Her blundering has now not only made her look inept in Europe, but it has also set off clamouring across the UK. If Northern Ireland is to made a special case over EU departure conditions, why not Scotland? Wales? London? Manchester? Yorkshire?
This state of potential disintegration should be an absolute gift for Her Majesty’s Opposition. Yet, when Shadow Secretary of State for Exiting the European Union, Sir Keir Starmer, took to the floor of the House of Commons to lambast his opposite number David Davis, his words of victory had a hollow ring. There’s a simple reason for that. It’s because there is nothing behind them. No one knows what the Opposition would do, because they haven’t told us.
The position of Labour on the crucial matter of Europe is especially pertinent in our region. In the EU referendum last year, only Leeds, Harrogate and York opted to Remain in Europe. In many places the margin in favour was extremely slim, but why did Yorkshire vote overwhelmingly to leave? It’s because ordinary people felt let down by Labour, the party which they have historically expected to represent their interests.
Ticking “Leave” was as much a protest vote at the failure of Labour leader Jeremy Corbyn to engage voters on crucial matters such as immigration and employment as it was a public judgement on the state of the country. If only Corbyn and his advisors had come up then with a clear and coherent strategy on how to best approach our future membership of the EU, the political landscape could now be a lot less rocky.
Who knows? We could still be there, the referendum consigned to history, that misguided snap election not called and Theresa May not left at the mercy of the DUP to keep her in a job.
We talk about how the Prime Minister’s miscalculations have now landed her in hot water. However, senior Labour politicians are just as guilty of failing to see further than the end of their nose. And they remain in this state of blinkered denial. Keir Starmer going for the jugular in the House of Commons may hold a gruesome appeal, but it’s nowhere near a clear and precise policy outlining what Labour would do, and say, if it was Jeremy Corbyn flying to Brussels to meet Jean-Claude Juncker.

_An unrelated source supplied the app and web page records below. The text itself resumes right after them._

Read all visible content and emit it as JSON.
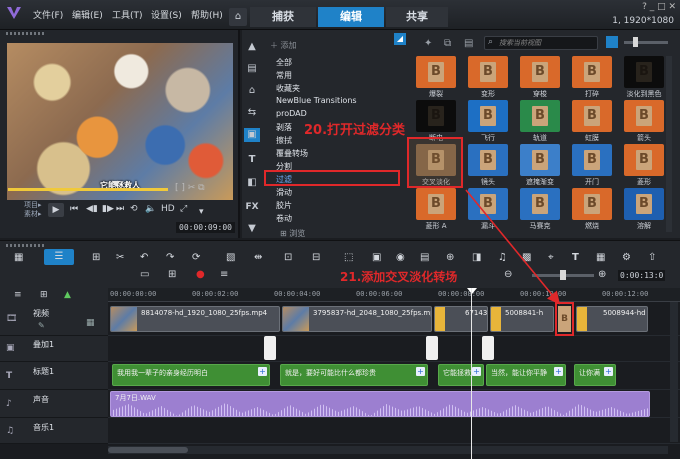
{
  "menu": [
    "文件(F)",
    "编辑(E)",
    "工具(T)",
    "设置(S)",
    "帮助(H)"
  ],
  "tabs": {
    "home": "⌂",
    "capture": "捕获",
    "edit": "编辑",
    "share": "共享"
  },
  "window": {
    "controls": "? _ □ ✕",
    "resolution": "1, 1920*1080"
  },
  "preview": {
    "subtitle": "它能拯救人",
    "mode_label_1": "项目▸",
    "mode_label_2": "素材▸",
    "timecode": "00:00:09:00",
    "hd_label": "HD"
  },
  "library": {
    "add_label": "添加",
    "search_placeholder": "搜索当前视图",
    "browse_label": "浏览",
    "categories": [
      "全部",
      "常用",
      "收藏夹",
      "NewBlue Transitions",
      "proDAD",
      "剥落",
      "擦拭",
      "覆叠转场",
      "分割",
      "过滤",
      "滑动",
      "胶片",
      "卷动"
    ],
    "selected_category": "过滤",
    "thumbnails": [
      [
        "爆裂",
        "变形",
        "穿梭",
        "打碎",
        "淡化到黑色"
      ],
      [
        "断电",
        "飞行",
        "轨道",
        "虹膜",
        "箭头"
      ],
      [
        "交叉淡化",
        "镜头",
        "遮掩渐变",
        "开门",
        "菱形"
      ],
      [
        "菱形 A",
        "漏斗",
        "马赛克",
        "燃烧",
        "溶解"
      ]
    ],
    "thumb_colors": [
      [
        "#d9692a",
        "#d9692a",
        "#d9692a",
        "#d9692a",
        "#0c0c0c"
      ],
      [
        "#0c0c0c",
        "#1d6fc4",
        "#2a8a4a",
        "#d9692a",
        "#d9692a"
      ],
      [
        "#8a6a4c",
        "#2a70c0",
        "#3c7fc9",
        "#2a70c0",
        "#d9692a"
      ],
      [
        "#d9692a",
        "#2a70c0",
        "#2a70c0",
        "#d9692a",
        "#1e5fb0"
      ]
    ]
  },
  "annotations": {
    "step20": "20.打开过滤分类",
    "step21": "21.添加交叉淡化转场"
  },
  "timeline": {
    "timecode": "0:00:13:0",
    "ruler": [
      "00:00:00:00",
      "00:00:02:00",
      "00:00:04:00",
      "00:00:06:00",
      "00:00:08:00",
      "00:00:10:00",
      "00:00:12:00"
    ],
    "tracks": [
      {
        "name": "视频",
        "icon": "🎞"
      },
      {
        "name": "叠加1",
        "icon": "▣"
      },
      {
        "name": "标题1",
        "icon": "T"
      },
      {
        "name": "声音",
        "icon": "♪"
      },
      {
        "name": "音乐1",
        "icon": "♫"
      }
    ],
    "video_clips": [
      "8814078-hd_1920_1080_25fps.mp4",
      "3795837-hd_2048_1080_25fps.mp4",
      "67143",
      "5008841-h",
      "5008944-hd"
    ],
    "title_clips": [
      "我用我一辈子的亲身经历明白",
      "就是，要好可能比什么都珍贵",
      "它能拯救",
      "当然，能让你平静",
      "让你满"
    ],
    "audio_clip": "7月7日.WAV"
  }
}
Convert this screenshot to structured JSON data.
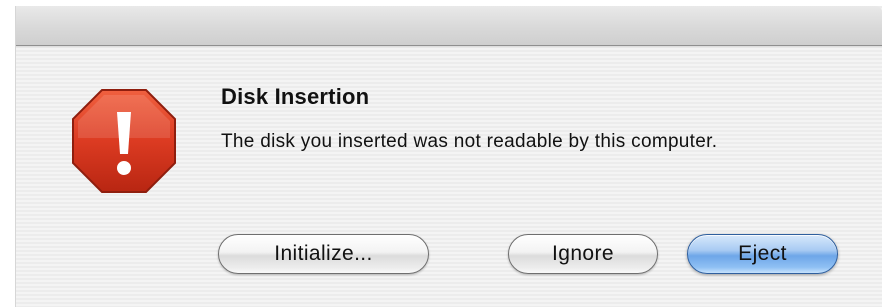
{
  "dialog": {
    "heading": "Disk Insertion",
    "message": "The disk you inserted was not readable by this computer.",
    "icon": "alert-octagon-icon",
    "buttons": {
      "initialize": "Initialize...",
      "ignore": "Ignore",
      "eject": "Eject"
    },
    "default_button": "eject",
    "colors": {
      "alert_red": "#d93a22",
      "default_button_blue": "#6ea6e8"
    }
  }
}
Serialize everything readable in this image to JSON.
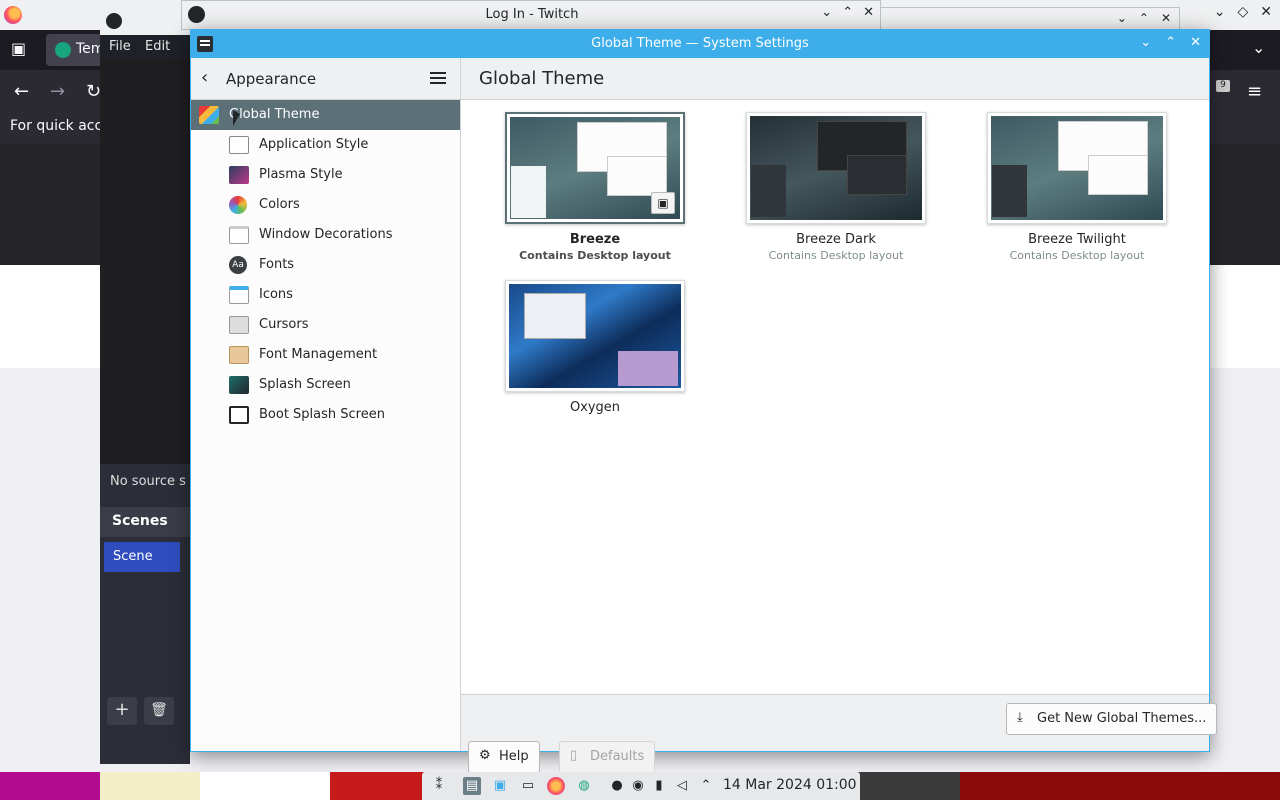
{
  "firefox": {
    "tab_label": "Tem",
    "infobar_text": "For quick acc",
    "badge_count": "9"
  },
  "obs": {
    "menu": [
      "File",
      "Edit"
    ],
    "no_source_text": "No source s",
    "scenes_header": "Scenes",
    "scene_item": "Scene",
    "add_label": "+",
    "remove_label": "🗑"
  },
  "twitch_window": {
    "title": "Log In - Twitch"
  },
  "settings": {
    "window_title": "Global Theme — System Settings",
    "sidebar": {
      "back_label": "Appearance",
      "items": [
        {
          "label": "Global Theme",
          "icon": "global-theme-icon",
          "active": true
        },
        {
          "label": "Application Style",
          "icon": "application-style-icon"
        },
        {
          "label": "Plasma Style",
          "icon": "plasma-style-icon"
        },
        {
          "label": "Colors",
          "icon": "colors-icon"
        },
        {
          "label": "Window Decorations",
          "icon": "window-decorations-icon"
        },
        {
          "label": "Fonts",
          "icon": "fonts-icon"
        },
        {
          "label": "Icons",
          "icon": "icons-icon"
        },
        {
          "label": "Cursors",
          "icon": "cursors-icon"
        },
        {
          "label": "Font Management",
          "icon": "font-management-icon"
        },
        {
          "label": "Splash Screen",
          "icon": "splash-screen-icon"
        },
        {
          "label": "Boot Splash Screen",
          "icon": "boot-splash-icon"
        }
      ]
    },
    "page_title": "Global Theme",
    "themes": [
      {
        "name": "Breeze",
        "desc": "Contains Desktop layout",
        "selected": true
      },
      {
        "name": "Breeze Dark",
        "desc": "Contains Desktop layout"
      },
      {
        "name": "Breeze Twilight",
        "desc": "Contains Desktop layout"
      },
      {
        "name": "Oxygen",
        "desc": ""
      }
    ],
    "buttons": {
      "get_new": "Get New Global Themes...",
      "help": "Help",
      "defaults": "Defaults"
    },
    "colors": {
      "accent": "#3daee9",
      "sidebar_selected": "#5c7077"
    }
  },
  "taskbar": {
    "clock": "14 Mar 2024  01:00"
  }
}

If Labour is committed to providing an alternative government, they owe it to the disenchanted millions who voted Leave to come up with a credible solution for our membership of the EU. Excuse my cynicism, but don’t hold your breath.
I’m reminded of Lord Kitchener’s call to arms in the First World War – “your country needs you”. Yet where are Corbyn and his crew when the public is so desperately in need of political sense from a fearsome Opposition? I’ll tell you where they are. On a private mission to destroy the very party they are supposed to be in charge of, too concerned with outing every moderate at local and national level in order to establish their new world order of public-school socialism.
Nature abhors a vaccum, and politics fills it with blame and bile. The last thing we need is for the current difficulties to provide yet another excuse to make political capital.
This state of impasse does no one, politician or member of the public, any good. Until the terms of Brexit are agreed – or even reversed – the British economy stalls, investment in our industries and exports is uncertain, the housing market stagnates and every single political fissure opens up, as we have seen this week with the bitterness over the border issue.
And as for us, the ordinary people caught in the middle, we are reminded in no uncertain terms that the United Kingdom has never been more divided. Right now, it’s a disunited country with a chaotic government helmed by a panicking Prime Minister and an Opposition led by a wrecking ball.